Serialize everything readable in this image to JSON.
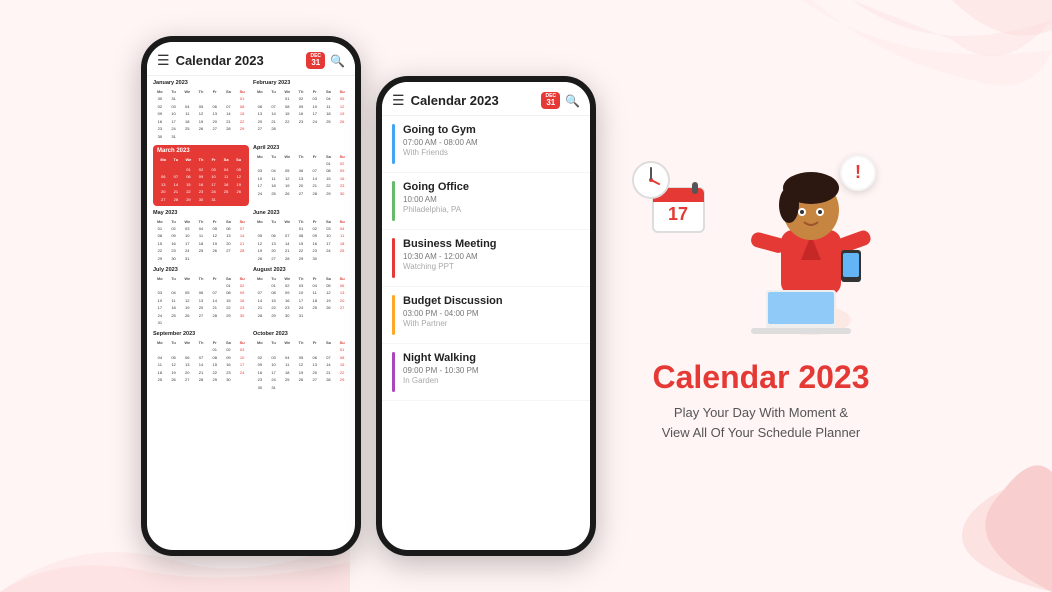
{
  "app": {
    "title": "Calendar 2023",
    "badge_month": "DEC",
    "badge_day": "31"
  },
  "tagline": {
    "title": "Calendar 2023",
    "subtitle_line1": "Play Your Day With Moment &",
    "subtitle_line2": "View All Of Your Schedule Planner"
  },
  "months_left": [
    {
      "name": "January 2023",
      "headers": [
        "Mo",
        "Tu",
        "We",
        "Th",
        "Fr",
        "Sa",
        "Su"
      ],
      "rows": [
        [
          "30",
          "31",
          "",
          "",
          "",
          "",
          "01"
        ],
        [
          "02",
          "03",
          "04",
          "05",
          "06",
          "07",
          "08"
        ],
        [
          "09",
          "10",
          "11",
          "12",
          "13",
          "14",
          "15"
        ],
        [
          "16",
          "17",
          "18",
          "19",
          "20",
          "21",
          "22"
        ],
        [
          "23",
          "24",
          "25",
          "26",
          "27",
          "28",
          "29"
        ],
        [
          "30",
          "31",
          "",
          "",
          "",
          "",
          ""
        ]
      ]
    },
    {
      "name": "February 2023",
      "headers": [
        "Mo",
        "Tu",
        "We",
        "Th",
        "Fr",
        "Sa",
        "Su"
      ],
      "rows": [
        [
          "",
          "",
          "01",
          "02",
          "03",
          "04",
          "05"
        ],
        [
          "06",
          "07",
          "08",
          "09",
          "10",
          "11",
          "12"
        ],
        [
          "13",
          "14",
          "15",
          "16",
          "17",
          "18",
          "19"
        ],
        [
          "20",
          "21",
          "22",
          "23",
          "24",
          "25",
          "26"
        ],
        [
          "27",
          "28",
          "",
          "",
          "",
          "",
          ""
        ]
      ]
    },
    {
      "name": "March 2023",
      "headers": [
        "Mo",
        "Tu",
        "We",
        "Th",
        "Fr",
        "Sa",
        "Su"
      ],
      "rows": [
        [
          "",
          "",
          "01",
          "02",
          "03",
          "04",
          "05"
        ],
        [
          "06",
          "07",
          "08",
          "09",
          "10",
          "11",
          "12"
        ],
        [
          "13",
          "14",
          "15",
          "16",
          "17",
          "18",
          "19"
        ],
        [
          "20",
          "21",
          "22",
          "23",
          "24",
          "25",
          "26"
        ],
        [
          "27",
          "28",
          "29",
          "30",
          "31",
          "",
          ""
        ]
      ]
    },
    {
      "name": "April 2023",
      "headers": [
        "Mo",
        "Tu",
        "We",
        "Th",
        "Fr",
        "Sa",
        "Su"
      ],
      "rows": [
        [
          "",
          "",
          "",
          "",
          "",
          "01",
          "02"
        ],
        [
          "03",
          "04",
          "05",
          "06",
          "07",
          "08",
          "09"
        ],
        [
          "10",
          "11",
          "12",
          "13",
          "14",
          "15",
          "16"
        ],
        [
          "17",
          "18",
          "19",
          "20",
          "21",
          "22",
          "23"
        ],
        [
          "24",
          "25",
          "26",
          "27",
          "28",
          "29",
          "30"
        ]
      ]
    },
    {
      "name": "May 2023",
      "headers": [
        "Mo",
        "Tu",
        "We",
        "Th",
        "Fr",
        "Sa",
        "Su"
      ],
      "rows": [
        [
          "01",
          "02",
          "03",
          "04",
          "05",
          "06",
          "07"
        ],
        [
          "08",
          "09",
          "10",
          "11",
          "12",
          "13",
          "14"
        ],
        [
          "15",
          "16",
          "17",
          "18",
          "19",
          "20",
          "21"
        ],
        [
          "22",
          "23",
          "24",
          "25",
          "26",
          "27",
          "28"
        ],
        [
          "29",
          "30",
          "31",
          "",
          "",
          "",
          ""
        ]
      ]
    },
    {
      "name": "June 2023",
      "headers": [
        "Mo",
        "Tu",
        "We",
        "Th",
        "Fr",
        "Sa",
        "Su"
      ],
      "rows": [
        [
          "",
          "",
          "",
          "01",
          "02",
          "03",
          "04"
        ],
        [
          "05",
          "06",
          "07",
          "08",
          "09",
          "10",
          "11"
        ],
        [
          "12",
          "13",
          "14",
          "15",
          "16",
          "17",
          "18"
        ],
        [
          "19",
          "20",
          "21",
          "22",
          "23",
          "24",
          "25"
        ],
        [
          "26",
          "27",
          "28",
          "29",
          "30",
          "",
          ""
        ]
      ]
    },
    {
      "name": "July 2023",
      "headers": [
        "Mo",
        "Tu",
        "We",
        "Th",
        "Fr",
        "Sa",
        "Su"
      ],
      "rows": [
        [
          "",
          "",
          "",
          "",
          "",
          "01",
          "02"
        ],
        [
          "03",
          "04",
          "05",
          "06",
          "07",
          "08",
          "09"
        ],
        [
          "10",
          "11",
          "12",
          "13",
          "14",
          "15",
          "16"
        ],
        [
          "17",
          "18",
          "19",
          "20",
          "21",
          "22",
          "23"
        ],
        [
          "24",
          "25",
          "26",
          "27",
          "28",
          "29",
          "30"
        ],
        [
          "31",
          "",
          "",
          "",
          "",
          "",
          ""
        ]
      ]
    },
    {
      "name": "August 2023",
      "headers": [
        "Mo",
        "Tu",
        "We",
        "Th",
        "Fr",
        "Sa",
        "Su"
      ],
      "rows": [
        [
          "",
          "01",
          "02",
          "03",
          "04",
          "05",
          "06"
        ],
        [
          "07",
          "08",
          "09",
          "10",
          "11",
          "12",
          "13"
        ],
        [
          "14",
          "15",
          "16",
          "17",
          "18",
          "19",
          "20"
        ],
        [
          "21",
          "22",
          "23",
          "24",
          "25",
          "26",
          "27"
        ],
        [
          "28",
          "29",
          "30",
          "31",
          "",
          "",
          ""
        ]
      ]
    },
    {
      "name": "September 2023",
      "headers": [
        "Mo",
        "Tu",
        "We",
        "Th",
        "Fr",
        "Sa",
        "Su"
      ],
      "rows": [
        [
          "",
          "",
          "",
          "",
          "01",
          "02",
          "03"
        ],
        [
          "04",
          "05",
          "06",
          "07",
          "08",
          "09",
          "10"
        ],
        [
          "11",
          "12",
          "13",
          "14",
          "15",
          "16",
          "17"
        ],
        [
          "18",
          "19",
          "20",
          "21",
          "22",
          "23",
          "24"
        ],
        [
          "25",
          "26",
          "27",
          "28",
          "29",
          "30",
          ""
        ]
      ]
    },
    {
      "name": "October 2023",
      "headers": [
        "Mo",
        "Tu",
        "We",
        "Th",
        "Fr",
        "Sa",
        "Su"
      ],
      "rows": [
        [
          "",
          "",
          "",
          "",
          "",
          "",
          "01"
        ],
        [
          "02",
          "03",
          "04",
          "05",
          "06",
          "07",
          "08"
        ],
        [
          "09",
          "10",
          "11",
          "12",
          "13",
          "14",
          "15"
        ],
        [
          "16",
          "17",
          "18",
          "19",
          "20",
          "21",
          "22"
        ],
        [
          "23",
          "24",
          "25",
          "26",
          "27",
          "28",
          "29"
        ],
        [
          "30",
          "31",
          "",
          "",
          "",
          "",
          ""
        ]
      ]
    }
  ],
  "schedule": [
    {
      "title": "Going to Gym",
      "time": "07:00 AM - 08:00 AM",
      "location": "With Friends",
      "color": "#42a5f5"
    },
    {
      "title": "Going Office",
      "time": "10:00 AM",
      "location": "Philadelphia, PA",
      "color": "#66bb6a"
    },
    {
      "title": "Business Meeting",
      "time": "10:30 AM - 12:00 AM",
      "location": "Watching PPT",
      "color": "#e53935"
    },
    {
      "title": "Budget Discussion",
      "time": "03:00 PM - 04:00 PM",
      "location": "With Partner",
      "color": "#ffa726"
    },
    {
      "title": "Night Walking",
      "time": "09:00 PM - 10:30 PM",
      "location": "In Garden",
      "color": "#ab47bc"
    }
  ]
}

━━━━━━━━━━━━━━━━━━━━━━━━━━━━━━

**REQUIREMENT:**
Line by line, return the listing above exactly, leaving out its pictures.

**RESPONSE BOX:**
Serialize everything readable in this image to JSON.
{
  "app": {
    "title": "Calendar 2023",
    "badge_month": "DEC",
    "badge_day": "31"
  },
  "tagline": {
    "title": "Calendar 2023",
    "subtitle_line1": "Play Your Day With Moment &",
    "subtitle_line2": "View All Of Your Schedule Planner"
  },
  "months_left": [
    {
      "name": "January 2023",
      "headers": [
        "Mo",
        "Tu",
        "We",
        "Th",
        "Fr",
        "Sa",
        "Su"
      ],
      "rows": [
        [
          "30",
          "31",
          "",
          "",
          "",
          "",
          "01"
        ],
        [
          "02",
          "03",
          "04",
          "05",
          "06",
          "07",
          "08"
        ],
        [
          "09",
          "10",
          "11",
          "12",
          "13",
          "14",
          "15"
        ],
        [
          "16",
          "17",
          "18",
          "19",
          "20",
          "21",
          "22"
        ],
        [
          "23",
          "24",
          "25",
          "26",
          "27",
          "28",
          "29"
        ],
        [
          "30",
          "31",
          "",
          "",
          "",
          "",
          ""
        ]
      ]
    },
    {
      "name": "February 2023",
      "headers": [
        "Mo",
        "Tu",
        "We",
        "Th",
        "Fr",
        "Sa",
        "Su"
      ],
      "rows": [
        [
          "",
          "",
          "01",
          "02",
          "03",
          "04",
          "05"
        ],
        [
          "06",
          "07",
          "08",
          "09",
          "10",
          "11",
          "12"
        ],
        [
          "13",
          "14",
          "15",
          "16",
          "17",
          "18",
          "19"
        ],
        [
          "20",
          "21",
          "22",
          "23",
          "24",
          "25",
          "26"
        ],
        [
          "27",
          "28",
          "",
          "",
          "",
          "",
          ""
        ]
      ]
    },
    {
      "name": "March 2023",
      "headers": [
        "Mo",
        "Tu",
        "We",
        "Th",
        "Fr",
        "Sa",
        "Su"
      ],
      "rows": [
        [
          "",
          "",
          "01",
          "02",
          "03",
          "04",
          "05"
        ],
        [
          "06",
          "07",
          "08",
          "09",
          "10",
          "11",
          "12"
        ],
        [
          "13",
          "14",
          "15",
          "16",
          "17",
          "18",
          "19"
        ],
        [
          "20",
          "21",
          "22",
          "23",
          "24",
          "25",
          "26"
        ],
        [
          "27",
          "28",
          "29",
          "30",
          "31",
          "",
          ""
        ]
      ]
    },
    {
      "name": "April 2023",
      "headers": [
        "Mo",
        "Tu",
        "We",
        "Th",
        "Fr",
        "Sa",
        "Su"
      ],
      "rows": [
        [
          "",
          "",
          "",
          "",
          "",
          "01",
          "02"
        ],
        [
          "03",
          "04",
          "05",
          "06",
          "07",
          "08",
          "09"
        ],
        [
          "10",
          "11",
          "12",
          "13",
          "14",
          "15",
          "16"
        ],
        [
          "17",
          "18",
          "19",
          "20",
          "21",
          "22",
          "23"
        ],
        [
          "24",
          "25",
          "26",
          "27",
          "28",
          "29",
          "30"
        ]
      ]
    },
    {
      "name": "May 2023",
      "headers": [
        "Mo",
        "Tu",
        "We",
        "Th",
        "Fr",
        "Sa",
        "Su"
      ],
      "rows": [
        [
          "01",
          "02",
          "03",
          "04",
          "05",
          "06",
          "07"
        ],
        [
          "08",
          "09",
          "10",
          "11",
          "12",
          "13",
          "14"
        ],
        [
          "15",
          "16",
          "17",
          "18",
          "19",
          "20",
          "21"
        ],
        [
          "22",
          "23",
          "24",
          "25",
          "26",
          "27",
          "28"
        ],
        [
          "29",
          "30",
          "31",
          "",
          "",
          "",
          ""
        ]
      ]
    },
    {
      "name": "June 2023",
      "headers": [
        "Mo",
        "Tu",
        "We",
        "Th",
        "Fr",
        "Sa",
        "Su"
      ],
      "rows": [
        [
          "",
          "",
          "",
          "01",
          "02",
          "03",
          "04"
        ],
        [
          "05",
          "06",
          "07",
          "08",
          "09",
          "10",
          "11"
        ],
        [
          "12",
          "13",
          "14",
          "15",
          "16",
          "17",
          "18"
        ],
        [
          "19",
          "20",
          "21",
          "22",
          "23",
          "24",
          "25"
        ],
        [
          "26",
          "27",
          "28",
          "29",
          "30",
          "",
          ""
        ]
      ]
    },
    {
      "name": "July 2023",
      "headers": [
        "Mo",
        "Tu",
        "We",
        "Th",
        "Fr",
        "Sa",
        "Su"
      ],
      "rows": [
        [
          "",
          "",
          "",
          "",
          "",
          "01",
          "02"
        ],
        [
          "03",
          "04",
          "05",
          "06",
          "07",
          "08",
          "09"
        ],
        [
          "10",
          "11",
          "12",
          "13",
          "14",
          "15",
          "16"
        ],
        [
          "17",
          "18",
          "19",
          "20",
          "21",
          "22",
          "23"
        ],
        [
          "24",
          "25",
          "26",
          "27",
          "28",
          "29",
          "30"
        ],
        [
          "31",
          "",
          "",
          "",
          "",
          "",
          ""
        ]
      ]
    },
    {
      "name": "August 2023",
      "headers": [
        "Mo",
        "Tu",
        "We",
        "Th",
        "Fr",
        "Sa",
        "Su"
      ],
      "rows": [
        [
          "",
          "01",
          "02",
          "03",
          "04",
          "05",
          "06"
        ],
        [
          "07",
          "08",
          "09",
          "10",
          "11",
          "12",
          "13"
        ],
        [
          "14",
          "15",
          "16",
          "17",
          "18",
          "19",
          "20"
        ],
        [
          "21",
          "22",
          "23",
          "24",
          "25",
          "26",
          "27"
        ],
        [
          "28",
          "29",
          "30",
          "31",
          "",
          "",
          ""
        ]
      ]
    },
    {
      "name": "September 2023",
      "headers": [
        "Mo",
        "Tu",
        "We",
        "Th",
        "Fr",
        "Sa",
        "Su"
      ],
      "rows": [
        [
          "",
          "",
          "",
          "",
          "01",
          "02",
          "03"
        ],
        [
          "04",
          "05",
          "06",
          "07",
          "08",
          "09",
          "10"
        ],
        [
          "11",
          "12",
          "13",
          "14",
          "15",
          "16",
          "17"
        ],
        [
          "18",
          "19",
          "20",
          "21",
          "22",
          "23",
          "24"
        ],
        [
          "25",
          "26",
          "27",
          "28",
          "29",
          "30",
          ""
        ]
      ]
    },
    {
      "name": "October 2023",
      "headers": [
        "Mo",
        "Tu",
        "We",
        "Th",
        "Fr",
        "Sa",
        "Su"
      ],
      "rows": [
        [
          "",
          "",
          "",
          "",
          "",
          "",
          "01"
        ],
        [
          "02",
          "03",
          "04",
          "05",
          "06",
          "07",
          "08"
        ],
        [
          "09",
          "10",
          "11",
          "12",
          "13",
          "14",
          "15"
        ],
        [
          "16",
          "17",
          "18",
          "19",
          "20",
          "21",
          "22"
        ],
        [
          "23",
          "24",
          "25",
          "26",
          "27",
          "28",
          "29"
        ],
        [
          "30",
          "31",
          "",
          "",
          "",
          "",
          ""
        ]
      ]
    }
  ],
  "schedule": [
    {
      "title": "Going to Gym",
      "time": "07:00 AM - 08:00 AM",
      "location": "With Friends",
      "color": "#42a5f5"
    },
    {
      "title": "Going Office",
      "time": "10:00 AM",
      "location": "Philadelphia, PA",
      "color": "#66bb6a"
    },
    {
      "title": "Business Meeting",
      "time": "10:30 AM - 12:00 AM",
      "location": "Watching PPT",
      "color": "#e53935"
    },
    {
      "title": "Budget Discussion",
      "time": "03:00 PM - 04:00 PM",
      "location": "With Partner",
      "color": "#ffa726"
    },
    {
      "title": "Night Walking",
      "time": "09:00 PM - 10:30 PM",
      "location": "In Garden",
      "color": "#ab47bc"
    }
  ]
}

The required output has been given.